New Delhi will only hurt itself following Washington's lead to de-Sinicize its economy
Published: Jul 18, 2023 08:51 PM
India-US relations Illustration: Chen Xia/GT

India-US relations Illustration: Chen Xia/GT

Recently, India has escalated its crackdown on Chinese companies. In June, the Indian government forcefully demanded that companies such as Xiaomi and OPPO appoint Indian nationals as their CEOs, COOs, CFOs, CTOs, and other key positions in their Indian manufacturing units. Additionally, the enforcement agency under the Indian Ministry of Finance in 2022 directly issued a fine of approximately 4.8 billion yuan ($725 million) to Xiaomi's Indian subsidiary. Since 2020, India has banned hundreds of Chinese applications, displaying a strong stance of economic "de-Sinicization."

During his meeting with Indian External Affairs Minister Subrahmanyam Jaishankar in Indonesia on Friday, Wang Yi, a member of the Political Bureau of the Communist Party of China (CPC) Central Committee and director of the Office of the Foreign Affairs Commission of the CPC Central Committee, urged India to provide a fair, transparent and non-discriminatory business environment for Chinese companies.

Why is India suppressing Chinese companies?

India's suppression of Chinese enterprises against the laws of economics is a narrow economic calculation of "overtaking China." China is a major global manufacturing country, and India's industry cannot make progress without made-in-China. Over the years, India has imported a large number products and components from China. This effectively reduces the production costs of Indian companies, improves production efficiency, increases the global competitiveness of Indian products, and drives India's exports to European and American countries.

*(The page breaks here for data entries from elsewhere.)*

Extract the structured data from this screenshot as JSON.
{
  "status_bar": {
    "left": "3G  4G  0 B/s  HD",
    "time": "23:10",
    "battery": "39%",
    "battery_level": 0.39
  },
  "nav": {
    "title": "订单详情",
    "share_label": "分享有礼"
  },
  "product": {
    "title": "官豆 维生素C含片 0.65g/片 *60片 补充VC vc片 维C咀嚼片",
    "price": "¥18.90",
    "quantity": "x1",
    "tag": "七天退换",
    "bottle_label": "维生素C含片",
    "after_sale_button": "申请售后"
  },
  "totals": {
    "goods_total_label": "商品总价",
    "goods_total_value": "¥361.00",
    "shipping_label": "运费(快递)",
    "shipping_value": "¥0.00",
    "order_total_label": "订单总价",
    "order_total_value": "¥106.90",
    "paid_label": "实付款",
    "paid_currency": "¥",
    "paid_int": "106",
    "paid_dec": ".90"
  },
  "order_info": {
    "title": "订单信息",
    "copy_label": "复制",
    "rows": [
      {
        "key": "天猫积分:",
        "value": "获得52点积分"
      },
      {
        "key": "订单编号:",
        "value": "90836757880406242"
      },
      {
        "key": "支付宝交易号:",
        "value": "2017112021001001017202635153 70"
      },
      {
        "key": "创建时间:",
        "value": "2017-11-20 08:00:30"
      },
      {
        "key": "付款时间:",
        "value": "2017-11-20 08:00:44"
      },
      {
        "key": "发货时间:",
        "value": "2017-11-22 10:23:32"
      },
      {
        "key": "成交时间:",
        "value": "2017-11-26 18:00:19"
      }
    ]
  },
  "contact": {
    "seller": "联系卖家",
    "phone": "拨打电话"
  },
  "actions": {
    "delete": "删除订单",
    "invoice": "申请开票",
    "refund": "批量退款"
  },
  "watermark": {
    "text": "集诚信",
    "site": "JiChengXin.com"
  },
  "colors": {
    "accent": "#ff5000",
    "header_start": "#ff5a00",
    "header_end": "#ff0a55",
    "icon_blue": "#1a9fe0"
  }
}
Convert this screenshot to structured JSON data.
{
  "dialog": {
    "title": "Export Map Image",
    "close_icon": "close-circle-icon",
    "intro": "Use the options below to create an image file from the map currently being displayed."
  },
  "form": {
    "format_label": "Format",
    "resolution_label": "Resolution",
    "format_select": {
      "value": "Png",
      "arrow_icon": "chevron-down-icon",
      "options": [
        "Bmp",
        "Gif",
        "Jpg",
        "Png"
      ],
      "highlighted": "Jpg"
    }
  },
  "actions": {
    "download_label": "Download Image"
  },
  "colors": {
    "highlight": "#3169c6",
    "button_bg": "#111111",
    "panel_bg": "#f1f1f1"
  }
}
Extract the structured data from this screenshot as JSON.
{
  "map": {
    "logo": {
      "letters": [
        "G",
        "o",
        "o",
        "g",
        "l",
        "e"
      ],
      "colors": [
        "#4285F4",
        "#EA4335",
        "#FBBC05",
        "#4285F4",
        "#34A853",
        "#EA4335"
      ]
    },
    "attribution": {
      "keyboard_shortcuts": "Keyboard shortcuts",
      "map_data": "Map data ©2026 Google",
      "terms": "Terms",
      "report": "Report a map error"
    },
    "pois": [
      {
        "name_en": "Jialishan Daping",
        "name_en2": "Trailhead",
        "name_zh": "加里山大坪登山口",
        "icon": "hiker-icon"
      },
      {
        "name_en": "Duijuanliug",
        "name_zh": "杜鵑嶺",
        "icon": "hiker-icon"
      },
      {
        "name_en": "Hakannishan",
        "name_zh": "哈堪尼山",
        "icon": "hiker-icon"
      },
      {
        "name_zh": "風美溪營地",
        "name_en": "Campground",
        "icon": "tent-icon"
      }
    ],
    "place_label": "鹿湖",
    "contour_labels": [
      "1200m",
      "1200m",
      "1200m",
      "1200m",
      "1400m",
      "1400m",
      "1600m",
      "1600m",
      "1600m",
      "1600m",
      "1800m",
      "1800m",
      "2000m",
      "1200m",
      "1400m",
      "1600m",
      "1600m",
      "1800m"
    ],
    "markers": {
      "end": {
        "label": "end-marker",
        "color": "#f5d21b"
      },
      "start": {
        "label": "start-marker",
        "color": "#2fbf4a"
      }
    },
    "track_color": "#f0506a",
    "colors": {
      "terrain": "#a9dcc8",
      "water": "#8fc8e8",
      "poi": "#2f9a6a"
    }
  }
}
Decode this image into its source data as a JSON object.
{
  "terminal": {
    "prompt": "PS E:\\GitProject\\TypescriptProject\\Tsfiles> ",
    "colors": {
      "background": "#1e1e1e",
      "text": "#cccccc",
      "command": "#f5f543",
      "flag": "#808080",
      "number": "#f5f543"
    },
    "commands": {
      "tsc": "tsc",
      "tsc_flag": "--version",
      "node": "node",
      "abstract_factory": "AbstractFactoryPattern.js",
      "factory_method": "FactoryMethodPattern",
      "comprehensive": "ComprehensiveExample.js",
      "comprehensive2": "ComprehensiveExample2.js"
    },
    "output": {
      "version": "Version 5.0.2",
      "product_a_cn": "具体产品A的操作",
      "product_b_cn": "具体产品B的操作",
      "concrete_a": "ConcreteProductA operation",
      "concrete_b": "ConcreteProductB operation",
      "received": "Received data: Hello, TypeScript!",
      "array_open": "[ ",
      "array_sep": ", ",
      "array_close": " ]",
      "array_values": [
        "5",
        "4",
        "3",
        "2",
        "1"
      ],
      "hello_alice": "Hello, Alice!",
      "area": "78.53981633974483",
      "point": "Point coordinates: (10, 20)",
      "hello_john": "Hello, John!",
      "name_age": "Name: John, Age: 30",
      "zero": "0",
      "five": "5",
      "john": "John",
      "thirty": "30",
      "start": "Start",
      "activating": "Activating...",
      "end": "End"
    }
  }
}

At the same time, Chinese companies, represented by the smart phone industry, have invested in India in recent years, which has boosted employment in the region and improved the quality of the workforce. This complementary cooperation structure between China and India conforms to the overall laws of economic development under economic globalization.

However, India ignores its current situation of lagging far behind countries and regions such as China, the US, Europe, and Japan in the field of digital economic development. India is trying to accelerate catching up with China in key technology areas such as cell phones and promote the digital transformation of the economy. Ultimately, they want to squeeze out China's position in the smart phone industry chain. In contrast, the outside world generally does not hold India's ambitions in high regard.

India's motivation appears to be politically driven. The year 2024 is an election year in India. The ruling Bharatiya Janata Party (BJP) is eager to win a third term. The BJP continues to wave the flag of nationalism, attempting to play the "anti-China" security card to rally support. In fact, as the world's two largest developing countries and eternal neighbors, China and India clearly have more common interests than differences. China has always viewed and handled the China-India relationship from a strategic and long-term perspective. Even in times of difficulty, China's position has never wavered. India should reciprocate and find a mutually acceptable solution to the border issue rather than letting specific problems define the overall relationship.

Moreover, India's suppression of Chinese companies through unconventional means is also due to India's misguided judgment of the current international situation. India believes that since it has become the fifth largest economy in the world with its GDP rising, it is experiencing its "moment of glory." At the same time, the US mistakenly views China as its main competitor and the most significant geopolitical challenge and continues to increase its support for India while suppressing China. Recently, the US has tolerated and accommodated many of India's actions in the international political arena, using India to contain and consume China. This judgment has been further strengthened after Indian Prime Minister Narendra Modi's recent visit to the US in June. India believes that it can use the US' Indo-Pacific Strategy to contain China while deepening cooperation with the US. This has also become an important reason why India is at the forefront of suppressing Chinese companies. India's plan to use the US to suppress China may not be as easy as it seems.

The US and Western anti-China forces, confident that some of their industries are in the upper reaches of the industrial chain, and holding the cards of high technology and capital operation, want to "decouple" from China. But for India, which is in the downstream of the industrial chain and relies heavily on made-in-China in the area of production and consumption, this is unreasonable. India should realize that its imports from China only account for 3 percent of China's total exports, and the losses caused are well within China's capacity to bear, which cannot suppress or harm the Chinese economy. However, if India continues to act arbitrarily, they will erode China's confidence in the development of relations between the two countries. 

The author is director of the research department at the National Strategy Institute at Tsinghua University. opinion@globaltimes.com.cn